Chutney, a fruit & spice relish, has its origins in Indian cuisine. The British, during their imperial phase, were rather taken by it. They consequently carried it with them in their travels popularizing chutney for people everywhere. As a condiment chutney was, for many years, most often associated strictly with spicy dishes and stronger cuts of meat. No more. Chutneys are used in every conceivable manner by daring, inventive cooks.
Incorporating a chutney into a seafood dish can be tricky. By design pretty much all chutneys carry a strong flavor. Any one of them can easily overpower rather than compliment. My rule of thumb is, if I am going for a light approach on the fish… say just a little lemon butter or such, I would eschew a chutney. If however, I am going to blacken or spice the exterior of the fish then game on for the chutney!
Fresh Pineapple – 1 Large, Chopped
Curry Powder – 3 Tbsp
Brown Sugar – 1 Cup
White Vinegar – 1 1/2 Cups
Fresh Ginger – 1/3 Cup
Orange Zest – From 1 Orange
Orange Juice – 1/2 Cup
Thai Chiles – 4 Seeded and Julianned
Fresh Garlic – 2 Tbsp Chopped
Red Onion – 1 Chopped Coarse
Raisins – 1/2 Cup
Oil – 3Tbsp Grapeseed oil
Tuna – 2 6oz. Pieces
Cajun Seasoning – Sprinkled On Fish To Cover
Dill – Sprinkled On Fish To Cover
White Pepper – 1Tsp
Here’s a look at most of the fixings for the chutney itself.
I a heated sauce pan, toast the curry powder and white pepper. Medium heat for a couple minutes. Keep the powder moving around to avoid burning.
Getting ready for the next step….
Add vinegar, orange juice, raisins and brown sugar to the toasted curry powder & white pepper. Bring to low boil and cook for 10- 15 minutes.
In a separate large sauce pan/pot heat the oil to just short of smoking, add the red onion and cook, stirring, on medium heat for 5 minutes.
When the red onion has turned translucent, add the garlic, Thai peppers and ginger. Cook an additional 2-3 minutes stirring frequently.
Add the pineapple and…..
the curry, white pepper, juice, vinegar mixture. Cook the entire mixture for 30 minutes. Cool before serving.

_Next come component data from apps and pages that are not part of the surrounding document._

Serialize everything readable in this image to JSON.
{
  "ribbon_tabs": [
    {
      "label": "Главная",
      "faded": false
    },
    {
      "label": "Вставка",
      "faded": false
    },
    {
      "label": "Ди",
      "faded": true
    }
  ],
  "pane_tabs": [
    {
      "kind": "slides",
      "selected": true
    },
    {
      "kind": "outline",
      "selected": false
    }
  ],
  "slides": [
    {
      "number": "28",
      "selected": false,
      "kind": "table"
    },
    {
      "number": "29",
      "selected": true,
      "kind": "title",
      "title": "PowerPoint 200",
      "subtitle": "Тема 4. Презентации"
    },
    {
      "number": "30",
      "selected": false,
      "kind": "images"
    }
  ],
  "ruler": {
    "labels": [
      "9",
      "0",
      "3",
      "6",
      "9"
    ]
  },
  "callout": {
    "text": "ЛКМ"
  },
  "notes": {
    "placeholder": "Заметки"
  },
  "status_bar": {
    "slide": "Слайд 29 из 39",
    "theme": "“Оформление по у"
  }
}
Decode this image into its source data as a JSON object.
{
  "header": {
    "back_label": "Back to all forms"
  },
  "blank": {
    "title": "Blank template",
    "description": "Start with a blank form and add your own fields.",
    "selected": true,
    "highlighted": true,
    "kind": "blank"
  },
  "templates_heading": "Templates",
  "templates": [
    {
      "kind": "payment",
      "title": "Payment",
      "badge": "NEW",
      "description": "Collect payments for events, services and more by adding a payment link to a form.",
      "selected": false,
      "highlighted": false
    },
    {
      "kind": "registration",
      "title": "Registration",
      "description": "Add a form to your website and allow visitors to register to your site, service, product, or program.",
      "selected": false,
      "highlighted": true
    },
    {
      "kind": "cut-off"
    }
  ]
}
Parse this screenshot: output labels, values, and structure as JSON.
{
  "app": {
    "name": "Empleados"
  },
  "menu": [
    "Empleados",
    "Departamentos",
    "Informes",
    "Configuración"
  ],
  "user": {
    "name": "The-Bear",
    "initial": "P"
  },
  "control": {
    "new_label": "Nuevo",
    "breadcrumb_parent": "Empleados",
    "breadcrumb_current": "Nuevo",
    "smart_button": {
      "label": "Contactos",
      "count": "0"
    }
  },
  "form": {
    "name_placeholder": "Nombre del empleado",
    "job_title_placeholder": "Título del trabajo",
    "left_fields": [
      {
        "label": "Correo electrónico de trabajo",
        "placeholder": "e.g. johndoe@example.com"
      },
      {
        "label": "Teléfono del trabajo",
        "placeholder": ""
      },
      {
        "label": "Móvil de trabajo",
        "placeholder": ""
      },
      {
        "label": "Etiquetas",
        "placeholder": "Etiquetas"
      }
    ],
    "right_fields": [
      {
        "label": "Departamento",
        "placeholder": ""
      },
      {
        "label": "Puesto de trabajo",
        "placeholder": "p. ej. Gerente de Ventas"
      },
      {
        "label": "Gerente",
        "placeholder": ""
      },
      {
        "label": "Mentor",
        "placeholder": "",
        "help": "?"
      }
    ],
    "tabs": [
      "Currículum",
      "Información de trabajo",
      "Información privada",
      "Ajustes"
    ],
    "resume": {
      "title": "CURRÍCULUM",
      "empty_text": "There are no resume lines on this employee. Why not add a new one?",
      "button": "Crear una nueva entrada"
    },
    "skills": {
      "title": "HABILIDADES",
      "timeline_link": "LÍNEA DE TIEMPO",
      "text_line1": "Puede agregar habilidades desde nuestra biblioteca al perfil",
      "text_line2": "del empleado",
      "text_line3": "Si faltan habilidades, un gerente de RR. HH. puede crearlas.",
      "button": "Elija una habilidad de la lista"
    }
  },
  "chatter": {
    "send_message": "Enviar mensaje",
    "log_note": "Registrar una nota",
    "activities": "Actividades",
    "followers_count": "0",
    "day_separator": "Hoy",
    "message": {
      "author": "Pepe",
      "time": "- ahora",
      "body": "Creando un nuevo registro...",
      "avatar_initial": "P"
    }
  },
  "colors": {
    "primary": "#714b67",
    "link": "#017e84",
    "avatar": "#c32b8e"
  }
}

The Tuna is pretty straight forward. Coat the fish with an appropriate amount of cajun seasoning and dill. You may substiture seasonings here as desired. The point is to give the chutney something to work against. Not too strong. Not to light.
Sear the tuna on both sides in a hot iron skillet. Remove from heat and serve immediately.
Plate the fish, chutney and sides up and enjoy.